>Data definition languages are good for you... it seems that seat-of-the-pants
>programmers that have never worked on large developments have no concept of
>design documents and the need for clear design specifications. Just defining
>the "bits" does not provide clear and concise design specifications.
Nicely said, Paul.
>An "abstract syntax" specification of a data structure provides:
>- a concise human readable definition of structured data
>- a design specification that can be checked for syntactic
> correctness by a computer
>- a simple way for designers and implementors to communicate
> precisely the content of a data object without having
> to worry about the encoding
>- extensibility to define new data types built on the
> basic constructs
That's a good list of requirements that must be met, and I wouldn't consider
attemting a large project that involved a number of different people and/or
orgnaizations without such a tool, especially the ability to check the
specification for syntactic correctness.
Whether or not this tol can also compile code is almost irrelevant, as is the
performance of the code that results. If you do have a compiler, you can at
least use the generated code as a reference implementation, even if ti is
awful. But these days there is little or no excuse for a lousy compiler,
although as in other areas of life you et what you pay for.
Robert R. Jueneman
40 Sylvan Road
Waltham, MA 02254
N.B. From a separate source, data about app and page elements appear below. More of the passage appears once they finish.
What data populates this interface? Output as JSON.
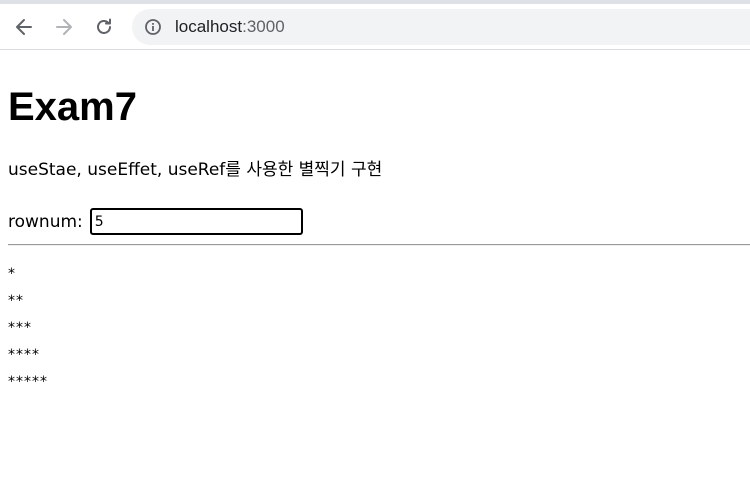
{
  "browser": {
    "url_host": "localhost",
    "url_port": ":3000"
  },
  "page": {
    "title": "Exam7",
    "description": "useStae, useEffet, useRef를 사용한 별찍기 구현",
    "rownum_label": "rownum:",
    "rownum_value": "5",
    "stars": [
      "*",
      "**",
      "***",
      "****",
      "*****"
    ]
  }
}
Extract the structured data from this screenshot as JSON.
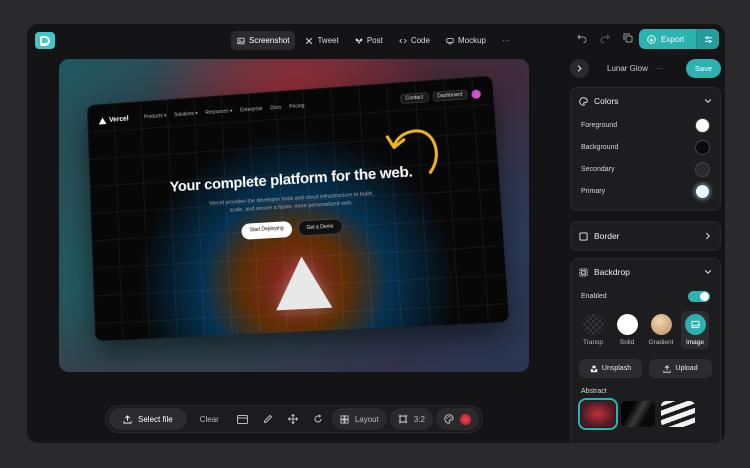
{
  "modes": [
    {
      "label": "Screenshot",
      "icon": "image-icon",
      "active": true
    },
    {
      "label": "Tweet",
      "icon": "x-logo-icon",
      "active": false
    },
    {
      "label": "Post",
      "icon": "butterfly-icon",
      "active": false
    },
    {
      "label": "Code",
      "icon": "code-icon",
      "active": false
    },
    {
      "label": "Mockup",
      "icon": "device-icon",
      "active": false
    }
  ],
  "header": {
    "export_label": "Export"
  },
  "canvas": {
    "site": {
      "brand": "Vercel",
      "nav": [
        "Products ▾",
        "Solutions ▾",
        "Resources ▾",
        "Enterprise",
        "Docs",
        "Pricing"
      ],
      "nav_right": [
        "Contact",
        "Dashboard"
      ],
      "headline": "Your complete platform for the web.",
      "subhead": "Vercel provides the developer tools and cloud infrastructure to build, scale, and secure a faster, more personalized web.",
      "cta_primary": "Start Deploying",
      "cta_secondary": "Get a Demo"
    }
  },
  "toolbar": {
    "select_file": "Select file",
    "clear": "Clear",
    "layout": "Layout",
    "ratio": "3:2"
  },
  "sidebar": {
    "preset_name": "Lunar Glow",
    "save_label": "Save",
    "colors": {
      "title": "Colors",
      "items": [
        {
          "label": "Foreground",
          "color": "#ffffff"
        },
        {
          "label": "Background",
          "color": "#0a0a0a"
        },
        {
          "label": "Secondary",
          "color": "#2a2a2d"
        },
        {
          "label": "Primary",
          "color": "#e8fbff"
        }
      ]
    },
    "border": {
      "title": "Border"
    },
    "backdrop": {
      "title": "Backdrop",
      "enabled_label": "Enabled",
      "options": [
        {
          "label": "Transp"
        },
        {
          "label": "Solid"
        },
        {
          "label": "Gradient"
        },
        {
          "label": "Image"
        }
      ],
      "unsplash_label": "Unsplash",
      "upload_label": "Upload",
      "abstract_label": "Abstract"
    }
  },
  "colors": {
    "accent": "#2bb3b1"
  }
}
"The opinions expressed are my own, and may not
reflect the official position of GTE, if any, on this subject."